Light In The Attic will be reissuing "Where's My Towel?/Industry Standard." It was done right after "Live At Raul's," which was a split LP -- us on one side and a really amazing band called The Dicks on the other. The guy that put it out did not really let us have much input, even though he said he would. When we would question something, he would say "Oh, that's just industry standard." Our friend David Bean knew we were not happy and said he wanted us to come record on his label (he was in a great band called The Judy's); that's how this record came about.
[Ed.'s note: Click here for a Light In The Attic mini-doc about the reissue, featuring some incredible archival footage and photos.)
What is on the horizon for Tim Kerr in 2013?
There is an art show Mar. 9 at my friend Libby's shop, Ranch-n-Roll, in Hollywood, Calif., with me, Chris [Pastras] and some of the Stereo crew and a bunch of our friends. It will coincide with Light In The Attic reissuing the Big Boys record "Where's My Towel?". They will be having giveaways at that show, including Conspiracy doing a Big Boys board. Most likely there will be an old-time session going on there as well (smile).
Monofonus will be putting out "Up Around The Sun," which is me and my friend Jerry [Hagins] playing acoustic guitar and banjo. My friend Rich Jacobs and I have done some music together as well, and hopefully that might come out at some point.
A friend is reissuing "Fun Fun Fun" on vinyl and there is a Big Boys tribute record that another friend is doing in Canada.
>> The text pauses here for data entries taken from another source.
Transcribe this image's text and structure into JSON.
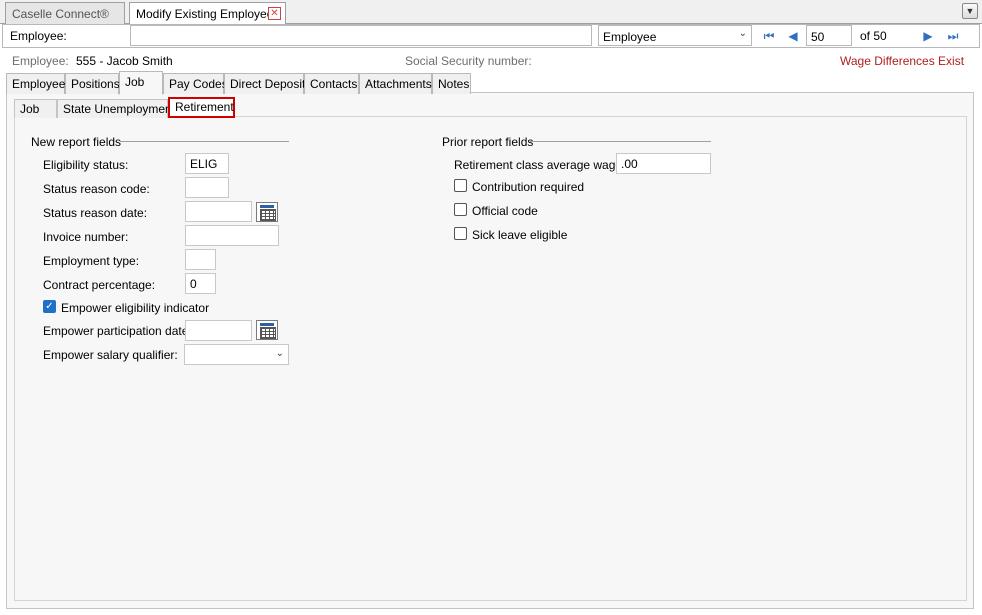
{
  "doc_tabs": [
    {
      "label": "Caselle Connect®"
    },
    {
      "label": "Modify Existing Employees"
    }
  ],
  "employee_bar": {
    "label": "Employee:",
    "search_value": "",
    "lookup_type": "Employee",
    "record_number": "50",
    "record_total": "of 50"
  },
  "info": {
    "employee_label": "Employee:",
    "employee_value": "555 - Jacob Smith",
    "ssn_label": "Social Security number:",
    "warning": "Wage Differences Exist"
  },
  "main_tabs": [
    {
      "label": "Employee"
    },
    {
      "label": "Positions"
    },
    {
      "label": "Job"
    },
    {
      "label": "Pay Codes"
    },
    {
      "label": "Direct Deposit"
    },
    {
      "label": "Contacts"
    },
    {
      "label": "Attachments"
    },
    {
      "label": "Notes"
    }
  ],
  "sub_tabs": [
    {
      "label": "Job"
    },
    {
      "label": "State Unemployment"
    },
    {
      "label": "Retirement"
    }
  ],
  "new_report": {
    "title": "New report fields",
    "eligibility_status": {
      "label": "Eligibility status:",
      "value": "ELIG"
    },
    "status_reason_code": {
      "label": "Status reason code:",
      "value": ""
    },
    "status_reason_date": {
      "label": "Status reason date:",
      "value": ""
    },
    "invoice_number": {
      "label": "Invoice number:",
      "value": ""
    },
    "employment_type": {
      "label": "Employment type:",
      "value": ""
    },
    "contract_percentage": {
      "label": "Contract percentage:",
      "value": "0"
    },
    "empower_eligibility": {
      "label": "Empower eligibility indicator",
      "checked": true
    },
    "empower_participation_date": {
      "label": "Empower participation date:",
      "value": ""
    },
    "empower_salary_qualifier": {
      "label": "Empower salary qualifier:",
      "value": ""
    }
  },
  "prior_report": {
    "title": "Prior report fields",
    "class_avg_wage": {
      "label": "Retirement class average wage:",
      "value": ".00"
    },
    "contribution_required": {
      "label": "Contribution required",
      "checked": false
    },
    "official_code": {
      "label": "Official code",
      "checked": false
    },
    "sick_leave_eligible": {
      "label": "Sick leave eligible",
      "checked": false
    }
  },
  "colors": {
    "warning": "#b02020",
    "selected_outline": "#d00000",
    "accent": "#2070c8"
  }
}
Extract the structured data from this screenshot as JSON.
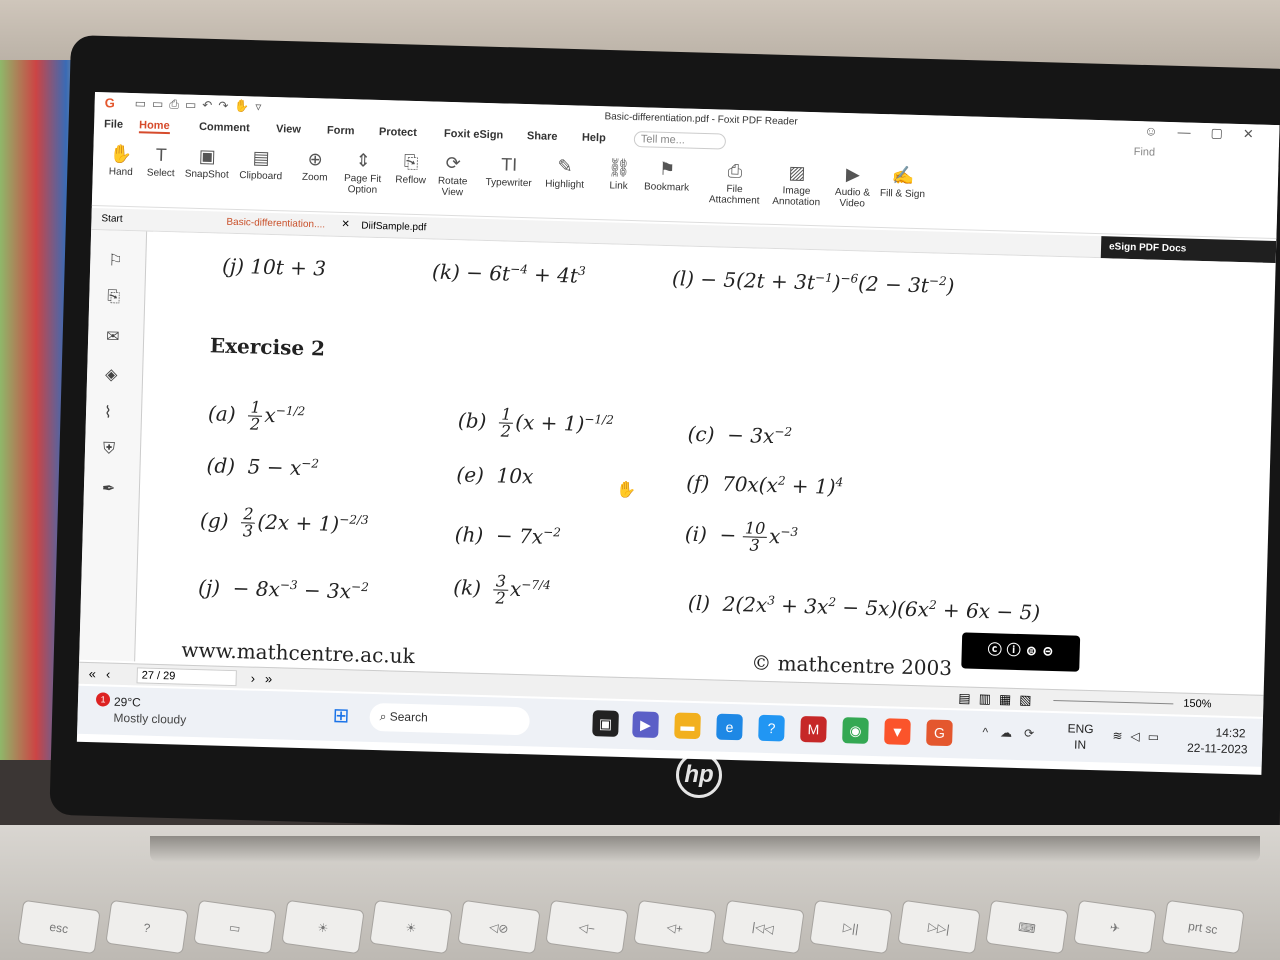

I am painting a bike for Jim Kish (Kish Fabrications) for a bike show, recording more Lee Bains music and helping out my friends at an amazing non-profit assisting kids that want to be creative, called [Project] L.O.O.P.
More art shows and more Stereo boards? Chris? (smile)